WHAT YOU ARE ASKED TO DO
Each entry has to be reproduced in full, exactly as given.

==== PROVIDED DATA ====

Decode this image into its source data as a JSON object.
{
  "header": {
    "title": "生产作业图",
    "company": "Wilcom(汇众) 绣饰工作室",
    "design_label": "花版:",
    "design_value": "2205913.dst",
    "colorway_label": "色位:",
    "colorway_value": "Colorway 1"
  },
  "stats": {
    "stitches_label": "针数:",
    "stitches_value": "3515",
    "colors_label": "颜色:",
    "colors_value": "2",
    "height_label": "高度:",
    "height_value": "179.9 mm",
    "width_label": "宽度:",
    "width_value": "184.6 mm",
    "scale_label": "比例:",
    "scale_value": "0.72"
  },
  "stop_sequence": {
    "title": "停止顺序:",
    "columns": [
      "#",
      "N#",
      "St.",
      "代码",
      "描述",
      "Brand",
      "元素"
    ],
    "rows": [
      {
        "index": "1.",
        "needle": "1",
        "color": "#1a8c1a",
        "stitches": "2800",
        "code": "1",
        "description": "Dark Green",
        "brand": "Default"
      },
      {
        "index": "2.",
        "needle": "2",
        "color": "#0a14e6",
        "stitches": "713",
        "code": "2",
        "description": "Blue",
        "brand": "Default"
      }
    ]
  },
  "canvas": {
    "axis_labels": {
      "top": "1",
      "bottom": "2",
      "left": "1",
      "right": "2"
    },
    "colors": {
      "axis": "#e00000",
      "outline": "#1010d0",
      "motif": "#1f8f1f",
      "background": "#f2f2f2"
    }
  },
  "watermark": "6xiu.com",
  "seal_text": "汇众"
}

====

ANSWER FOR THE TASK
Decode this image into its source data as a JSON object.
{
  "header": {
    "title": "生产作业图",
    "company": "Wilcom(汇众) 绣饰工作室",
    "design_label": "花版:",
    "design_value": "2205913.dst",
    "colorway_label": "色位:",
    "colorway_value": "Colorway 1"
  },
  "stats": {
    "stitches_label": "针数:",
    "stitches_value": "3515",
    "colors_label": "颜色:",
    "colors_value": "2",
    "height_label": "高度:",
    "height_value": "179.9 mm",
    "width_label": "宽度:",
    "width_value": "184.6 mm",
    "scale_label": "比例:",
    "scale_value": "0.72"
  },
  "stop_sequence": {
    "title": "停止顺序:",
    "columns": [
      "#",
      "N#",
      "St.",
      "代码",
      "描述",
      "Brand",
      "元素"
    ],
    "rows": [
      {
        "index": "1.",
        "needle": "1",
        "color": "#1a8c1a",
        "stitches": "2800",
        "code": "1",
        "description": "Dark Green",
        "brand": "Default"
      },
      {
        "index": "2.",
        "needle": "2",
        "color": "#0a14e6",
        "stitches": "713",
        "code": "2",
        "description": "Blue",
        "brand": "Default"
      }
    ]
  },
  "canvas": {
    "axis_labels": {
      "top": "1",
      "bottom": "2",
      "left": "1",
      "right": "2"
    },
    "colors": {
      "axis": "#e00000",
      "outline": "#1010d0",
      "motif": "#1f8f1f",
      "background": "#f2f2f2"
    }
  },
  "watermark": "6xiu.com",
  "seal_text": "汇众"
}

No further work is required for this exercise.